Sunday 21 January 2018



Keller, an introspective fellow, is your basic Urban Lonely Guy. He collects stamps. He used to have a dog, until the dog walker walked off with him. Now he soldiers on alone. 

It's his profession that sets him apart. He's a hit man. He kills strangers for a living.

And he's a Guilty Pleasure for an ever-increasing number of readers. "I don't think I ought to like Keller," readers tell me. "But I can't help myself..."

Keller’s Adjustment was written in the early months of 2003, in a small ship cruising the South Pacific from Tahiti to Guam. That was far indeed from New York City, Keller’s home base. (And mine.)

I wrote the novella for Transgressions, a prestigious anthology of lengthy stories by prominent writers, commissioned and edited by my friend Evan Hunter/Ed McBain. It subsequently appeared as a key episode of Hit Parade, my third book about Keller—so if you own Hit Parade, you’ve already read Keller’s Adjustment.

If not, or if you’re ready renew your acquaintance, I’m pleased to recommend the novella to your attention. It was written in the wake of 9/11, and shows Keller’s reaction to the assault on his city. And, as its title implies, it’s about adjusting to a new reality. Perhaps it echoes the story Sam Spade recounts in Hammett’s Maltese Falcon, about a man who has a narrow escape from accidental death on his way to work one morning. He responds by disappearing, and by the time Spade finds him he has recreated his original life halfway across the country. He adjusted to a world in which beams fell, Spade tells us, and then no more beams fell, and he adjusted to that.

Another episode in Keller's life and this time he's prone to as much musing and philosophising as he is actual killing, but I don't have a problem with that as he's still great company. You do wonder though if talking to a stuffed toy in the passenger seat of his hire car, may be a symptom of some deep inner turmoil.

What happened before traffic lights? Is he a sociopath? (He wasn't a bed-wetter or torturer of small animals as a boy, and he never set fires, apart from leaf-burning duties.) Driverless cars?

We have the aftermath of 9/11 and Keller's reaction to the terrible events in his home city - the volunteering with meal service for the guys working the site at Ground Zero. And the effects the event has on his profession with the enhanced security at airports and the hassle of flying especially when trying to stay under the radar.

We execute a couple of contracts and get to blag a bit with the golfing fraternity, while never getting within a country mile of swinging a club.
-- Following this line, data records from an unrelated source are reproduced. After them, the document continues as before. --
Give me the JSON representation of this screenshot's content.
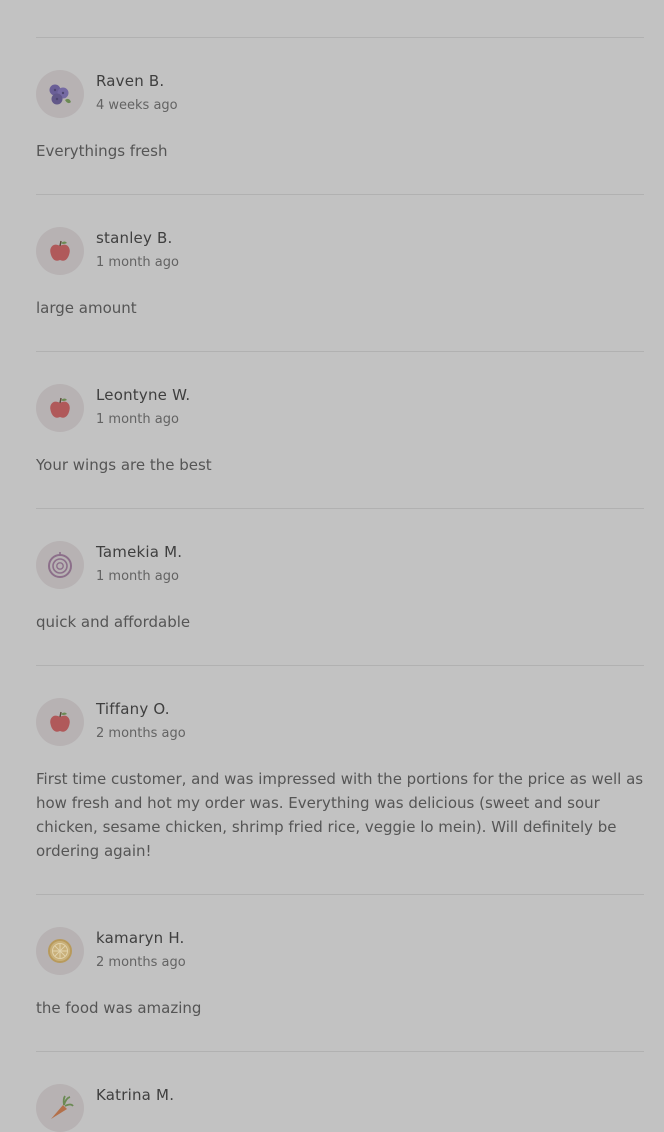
{
  "reviews": [
    {
      "name": "Raven B.",
      "time": "4 weeks ago",
      "text": "Everythings fresh",
      "avatar_icon": "blueberry-icon"
    },
    {
      "name": "stanley B.",
      "time": "1 month ago",
      "text": "large amount",
      "avatar_icon": "apple-icon"
    },
    {
      "name": "Leontyne W.",
      "time": "1 month ago",
      "text": "Your wings are the best",
      "avatar_icon": "apple-icon"
    },
    {
      "name": "Tamekia M.",
      "time": "1 month ago",
      "text": "quick and affordable",
      "avatar_icon": "onion-icon"
    },
    {
      "name": "Tiffany O.",
      "time": "2 months ago",
      "text": "First time customer, and was impressed with the portions for the price as well as how fresh and hot my order was. Everything was delicious (sweet and sour chicken, sesame chicken, shrimp fried rice, veggie lo mein). Will definitely be ordering again!",
      "avatar_icon": "apple-icon"
    },
    {
      "name": "kamaryn H.",
      "time": "2 months ago",
      "text": "the food was amazing",
      "avatar_icon": "lemon-icon"
    },
    {
      "name": "Katrina M.",
      "time": "",
      "text": "",
      "avatar_icon": "carrot-icon"
    }
  ],
  "colors": {
    "background": "#c2c2c2",
    "divider": "#b1b1b1",
    "avatar_bg": "#b7b2b3",
    "apple": "#b0595a",
    "blueberry": "#6a5f97",
    "onion": "#8c6f8a",
    "lemon": "#b89a5c",
    "carrot": "#b4704a",
    "leaf": "#6b8a53"
  }
}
Keller also has his obligatory roll in the hay.

Impressive as ever, enjoyable, entertaining, a sense of deja-vous - Block and Keller - love it!

4 from 5

Read in January, 2018
Published - 2005
Page count - 72
Source - Kindle Unlimited
Format - Kindle


  1. You really can't go wrong with Block, can you, Col? And this is an interesting way to take a look at what happened on 9/11 and how it impacted people.

    1. Margot, I never cease to be amazed at how much he can pack into these shorter adventures. An interesting topic covered re 9/11.

  2. I'll keep the Keller series in mind, Col. I still haven't around to reading Lawrence Block's novels in my possession.

    1. You should, I'd recommend Keller to everyone>

  3. I saw this novella in a book with another one by Jeffrey Deaver and considered getting it. I see here that it is in HIT PARADE, which I recently purchased. So I will be reading it soon. Keller is addictive.

    1. I don't think you can go wrong with this character. I expect I'll read this segment again when I get back to the longer books.

  4. Yes, I need to line this one up. Keller is great!

    1. Definitely an author and character we have in common.